*Information supplied*.
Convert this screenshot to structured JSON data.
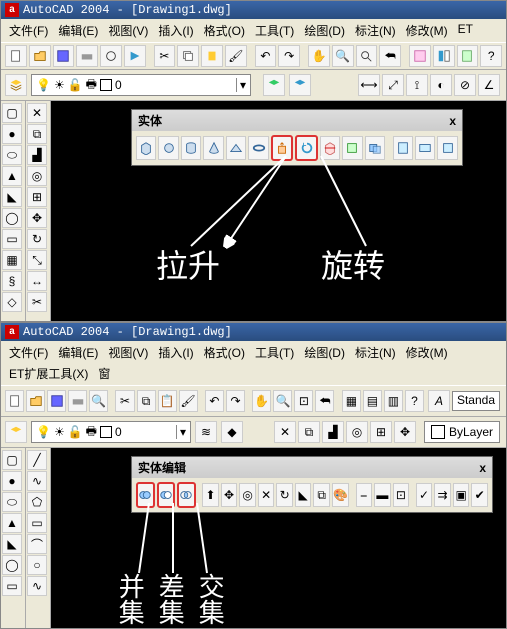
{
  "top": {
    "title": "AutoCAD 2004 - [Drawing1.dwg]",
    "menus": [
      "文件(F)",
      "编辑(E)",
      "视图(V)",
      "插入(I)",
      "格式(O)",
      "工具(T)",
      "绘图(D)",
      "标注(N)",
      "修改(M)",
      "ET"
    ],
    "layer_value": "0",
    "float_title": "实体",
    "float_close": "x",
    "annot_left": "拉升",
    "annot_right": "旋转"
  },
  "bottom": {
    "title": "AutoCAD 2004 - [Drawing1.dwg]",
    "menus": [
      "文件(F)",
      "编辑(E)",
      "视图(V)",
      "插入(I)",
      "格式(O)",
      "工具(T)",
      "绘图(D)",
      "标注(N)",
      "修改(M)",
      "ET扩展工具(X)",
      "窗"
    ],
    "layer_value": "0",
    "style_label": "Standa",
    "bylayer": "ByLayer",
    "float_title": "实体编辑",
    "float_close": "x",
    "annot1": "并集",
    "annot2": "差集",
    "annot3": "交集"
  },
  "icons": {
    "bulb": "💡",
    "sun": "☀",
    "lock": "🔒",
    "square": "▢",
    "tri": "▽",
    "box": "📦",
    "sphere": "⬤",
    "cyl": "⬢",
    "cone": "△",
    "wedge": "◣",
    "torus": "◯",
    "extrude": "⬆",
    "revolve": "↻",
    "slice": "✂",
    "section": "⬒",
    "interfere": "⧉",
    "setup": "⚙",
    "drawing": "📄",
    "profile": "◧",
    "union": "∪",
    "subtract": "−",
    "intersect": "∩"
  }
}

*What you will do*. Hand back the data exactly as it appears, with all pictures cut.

*Output for this task*.
Convert this screenshot to structured JSON data.
{
  "top": {
    "title": "AutoCAD 2004 - [Drawing1.dwg]",
    "menus": [
      "文件(F)",
      "编辑(E)",
      "视图(V)",
      "插入(I)",
      "格式(O)",
      "工具(T)",
      "绘图(D)",
      "标注(N)",
      "修改(M)",
      "ET"
    ],
    "layer_value": "0",
    "float_title": "实体",
    "float_close": "x",
    "annot_left": "拉升",
    "annot_right": "旋转"
  },
  "bottom": {
    "title": "AutoCAD 2004 - [Drawing1.dwg]",
    "menus": [
      "文件(F)",
      "编辑(E)",
      "视图(V)",
      "插入(I)",
      "格式(O)",
      "工具(T)",
      "绘图(D)",
      "标注(N)",
      "修改(M)",
      "ET扩展工具(X)",
      "窗"
    ],
    "layer_value": "0",
    "style_label": "Standa",
    "bylayer": "ByLayer",
    "float_title": "实体编辑",
    "float_close": "x",
    "annot1": "并集",
    "annot2": "差集",
    "annot3": "交集"
  },
  "icons": {
    "bulb": "💡",
    "sun": "☀",
    "lock": "🔒",
    "square": "▢",
    "tri": "▽",
    "box": "📦",
    "sphere": "⬤",
    "cyl": "⬢",
    "cone": "△",
    "wedge": "◣",
    "torus": "◯",
    "extrude": "⬆",
    "revolve": "↻",
    "slice": "✂",
    "section": "⬒",
    "interfere": "⧉",
    "setup": "⚙",
    "drawing": "📄",
    "profile": "◧",
    "union": "∪",
    "subtract": "−",
    "intersect": "∩"
  }
}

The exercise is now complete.